[PROBLEM REQUIREMENTS]
How many lines in the data below have the string "icon"? Reply with the number alone.

(Component data from apps and pages)
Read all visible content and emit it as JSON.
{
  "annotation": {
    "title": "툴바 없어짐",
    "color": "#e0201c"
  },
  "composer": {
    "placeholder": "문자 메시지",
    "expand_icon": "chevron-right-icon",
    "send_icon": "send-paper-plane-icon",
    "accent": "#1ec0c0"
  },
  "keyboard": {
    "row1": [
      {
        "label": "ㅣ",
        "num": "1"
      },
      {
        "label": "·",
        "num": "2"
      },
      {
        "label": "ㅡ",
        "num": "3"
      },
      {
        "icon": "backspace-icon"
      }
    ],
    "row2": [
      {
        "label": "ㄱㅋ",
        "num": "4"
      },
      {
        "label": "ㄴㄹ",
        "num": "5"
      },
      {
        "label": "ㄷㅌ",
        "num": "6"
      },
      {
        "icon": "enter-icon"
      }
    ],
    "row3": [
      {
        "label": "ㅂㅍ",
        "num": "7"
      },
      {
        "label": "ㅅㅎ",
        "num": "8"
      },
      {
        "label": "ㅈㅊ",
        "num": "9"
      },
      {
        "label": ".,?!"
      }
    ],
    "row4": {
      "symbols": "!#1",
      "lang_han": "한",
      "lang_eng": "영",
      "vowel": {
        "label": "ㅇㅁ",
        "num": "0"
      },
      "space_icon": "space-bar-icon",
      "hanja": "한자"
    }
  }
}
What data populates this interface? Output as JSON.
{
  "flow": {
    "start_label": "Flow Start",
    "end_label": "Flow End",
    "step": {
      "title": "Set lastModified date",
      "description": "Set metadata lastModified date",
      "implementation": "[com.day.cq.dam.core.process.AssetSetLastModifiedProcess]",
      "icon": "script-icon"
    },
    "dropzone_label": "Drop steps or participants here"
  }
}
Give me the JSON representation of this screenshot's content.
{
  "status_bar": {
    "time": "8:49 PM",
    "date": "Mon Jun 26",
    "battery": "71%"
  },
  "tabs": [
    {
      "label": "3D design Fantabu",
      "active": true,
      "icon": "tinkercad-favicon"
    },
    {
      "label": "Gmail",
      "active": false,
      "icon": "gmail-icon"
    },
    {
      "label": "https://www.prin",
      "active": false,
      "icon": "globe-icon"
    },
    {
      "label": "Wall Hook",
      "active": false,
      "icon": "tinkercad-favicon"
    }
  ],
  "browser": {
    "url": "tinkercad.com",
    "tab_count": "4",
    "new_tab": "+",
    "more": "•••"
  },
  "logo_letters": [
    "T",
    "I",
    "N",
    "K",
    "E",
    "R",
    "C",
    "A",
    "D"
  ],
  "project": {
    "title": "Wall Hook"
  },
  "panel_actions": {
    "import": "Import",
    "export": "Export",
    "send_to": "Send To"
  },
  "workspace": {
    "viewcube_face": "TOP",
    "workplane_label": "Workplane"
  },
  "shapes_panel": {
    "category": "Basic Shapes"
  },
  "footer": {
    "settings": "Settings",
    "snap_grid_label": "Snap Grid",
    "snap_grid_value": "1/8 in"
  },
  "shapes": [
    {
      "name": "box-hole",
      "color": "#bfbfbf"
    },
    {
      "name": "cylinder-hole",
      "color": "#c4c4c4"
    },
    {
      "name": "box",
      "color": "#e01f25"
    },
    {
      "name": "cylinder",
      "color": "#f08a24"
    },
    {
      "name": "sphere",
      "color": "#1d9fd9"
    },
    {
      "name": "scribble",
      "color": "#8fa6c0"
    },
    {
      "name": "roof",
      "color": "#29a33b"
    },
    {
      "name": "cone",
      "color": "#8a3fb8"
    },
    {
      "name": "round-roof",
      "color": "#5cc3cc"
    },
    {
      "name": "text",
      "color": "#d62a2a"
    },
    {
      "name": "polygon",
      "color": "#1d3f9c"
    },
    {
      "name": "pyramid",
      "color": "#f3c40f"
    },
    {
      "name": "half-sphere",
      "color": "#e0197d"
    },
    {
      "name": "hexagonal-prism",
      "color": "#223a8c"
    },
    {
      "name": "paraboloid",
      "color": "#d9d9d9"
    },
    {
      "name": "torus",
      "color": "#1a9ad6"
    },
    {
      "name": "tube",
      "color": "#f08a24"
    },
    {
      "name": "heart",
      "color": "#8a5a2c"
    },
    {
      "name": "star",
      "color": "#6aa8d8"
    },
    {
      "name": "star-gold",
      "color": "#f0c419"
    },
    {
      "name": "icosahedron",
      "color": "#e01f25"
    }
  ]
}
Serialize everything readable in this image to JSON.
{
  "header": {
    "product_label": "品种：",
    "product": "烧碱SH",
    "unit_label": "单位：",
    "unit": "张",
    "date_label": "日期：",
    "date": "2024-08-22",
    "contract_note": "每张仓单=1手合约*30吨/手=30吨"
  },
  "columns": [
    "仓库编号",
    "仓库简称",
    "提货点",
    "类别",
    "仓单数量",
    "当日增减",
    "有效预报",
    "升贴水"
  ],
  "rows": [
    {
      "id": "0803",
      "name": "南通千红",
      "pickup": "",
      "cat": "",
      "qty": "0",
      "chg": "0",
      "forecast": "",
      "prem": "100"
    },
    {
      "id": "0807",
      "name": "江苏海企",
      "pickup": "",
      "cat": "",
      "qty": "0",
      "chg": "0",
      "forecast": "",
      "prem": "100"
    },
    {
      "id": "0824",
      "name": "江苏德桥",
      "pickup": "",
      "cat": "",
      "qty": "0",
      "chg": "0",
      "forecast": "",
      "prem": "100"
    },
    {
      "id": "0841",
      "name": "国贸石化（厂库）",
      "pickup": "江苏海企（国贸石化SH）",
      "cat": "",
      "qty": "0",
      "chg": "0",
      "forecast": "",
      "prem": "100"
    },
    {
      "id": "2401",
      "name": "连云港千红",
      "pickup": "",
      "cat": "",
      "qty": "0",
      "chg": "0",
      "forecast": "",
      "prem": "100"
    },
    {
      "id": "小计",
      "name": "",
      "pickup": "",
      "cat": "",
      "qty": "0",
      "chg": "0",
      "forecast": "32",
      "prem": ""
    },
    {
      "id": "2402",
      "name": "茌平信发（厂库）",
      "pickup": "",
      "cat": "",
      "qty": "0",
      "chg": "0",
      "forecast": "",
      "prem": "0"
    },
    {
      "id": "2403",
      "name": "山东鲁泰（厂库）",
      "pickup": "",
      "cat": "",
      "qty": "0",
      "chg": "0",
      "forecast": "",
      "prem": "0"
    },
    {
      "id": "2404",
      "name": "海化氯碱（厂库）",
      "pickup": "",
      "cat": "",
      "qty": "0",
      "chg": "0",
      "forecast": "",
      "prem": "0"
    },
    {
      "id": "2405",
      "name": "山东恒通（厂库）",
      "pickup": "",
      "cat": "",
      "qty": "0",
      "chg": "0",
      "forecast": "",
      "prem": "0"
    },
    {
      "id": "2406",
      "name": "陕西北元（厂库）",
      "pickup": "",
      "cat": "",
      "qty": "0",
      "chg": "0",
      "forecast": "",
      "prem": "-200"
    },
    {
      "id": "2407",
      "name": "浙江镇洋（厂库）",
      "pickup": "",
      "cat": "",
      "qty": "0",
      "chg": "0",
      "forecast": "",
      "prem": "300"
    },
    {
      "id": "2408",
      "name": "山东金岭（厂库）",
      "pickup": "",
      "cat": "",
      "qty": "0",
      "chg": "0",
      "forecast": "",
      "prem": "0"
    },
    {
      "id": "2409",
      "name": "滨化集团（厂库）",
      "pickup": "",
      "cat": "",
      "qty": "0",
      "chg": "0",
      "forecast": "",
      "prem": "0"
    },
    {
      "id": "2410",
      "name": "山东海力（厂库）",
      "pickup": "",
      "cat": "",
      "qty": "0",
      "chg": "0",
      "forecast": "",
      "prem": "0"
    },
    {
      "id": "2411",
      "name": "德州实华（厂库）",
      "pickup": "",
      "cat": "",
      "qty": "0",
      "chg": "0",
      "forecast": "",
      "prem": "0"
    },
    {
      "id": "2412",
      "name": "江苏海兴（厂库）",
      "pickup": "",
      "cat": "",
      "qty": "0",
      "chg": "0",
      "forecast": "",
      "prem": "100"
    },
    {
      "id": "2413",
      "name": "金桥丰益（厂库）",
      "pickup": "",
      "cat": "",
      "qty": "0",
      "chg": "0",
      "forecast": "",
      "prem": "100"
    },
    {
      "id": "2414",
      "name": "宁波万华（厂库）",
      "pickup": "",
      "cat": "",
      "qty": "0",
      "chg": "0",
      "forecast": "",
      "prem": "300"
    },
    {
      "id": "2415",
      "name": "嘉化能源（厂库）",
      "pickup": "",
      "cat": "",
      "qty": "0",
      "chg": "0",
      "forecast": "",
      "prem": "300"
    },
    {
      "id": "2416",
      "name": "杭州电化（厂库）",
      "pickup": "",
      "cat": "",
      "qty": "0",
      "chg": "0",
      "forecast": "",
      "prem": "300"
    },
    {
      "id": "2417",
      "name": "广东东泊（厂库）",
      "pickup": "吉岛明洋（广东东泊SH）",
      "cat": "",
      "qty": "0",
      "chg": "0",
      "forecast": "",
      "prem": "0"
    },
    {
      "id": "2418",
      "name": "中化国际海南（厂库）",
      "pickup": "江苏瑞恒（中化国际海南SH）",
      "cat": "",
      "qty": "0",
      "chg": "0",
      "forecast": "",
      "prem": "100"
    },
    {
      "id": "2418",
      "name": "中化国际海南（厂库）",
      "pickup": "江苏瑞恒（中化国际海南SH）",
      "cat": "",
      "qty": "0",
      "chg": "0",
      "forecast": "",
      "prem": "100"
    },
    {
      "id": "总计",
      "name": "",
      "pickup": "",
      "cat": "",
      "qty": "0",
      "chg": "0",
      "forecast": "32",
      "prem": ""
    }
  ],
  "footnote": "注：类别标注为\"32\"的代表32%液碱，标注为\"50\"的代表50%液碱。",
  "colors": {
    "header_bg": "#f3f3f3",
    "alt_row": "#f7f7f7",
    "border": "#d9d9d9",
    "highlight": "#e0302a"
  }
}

[RESPONSE TO THE TASK]
10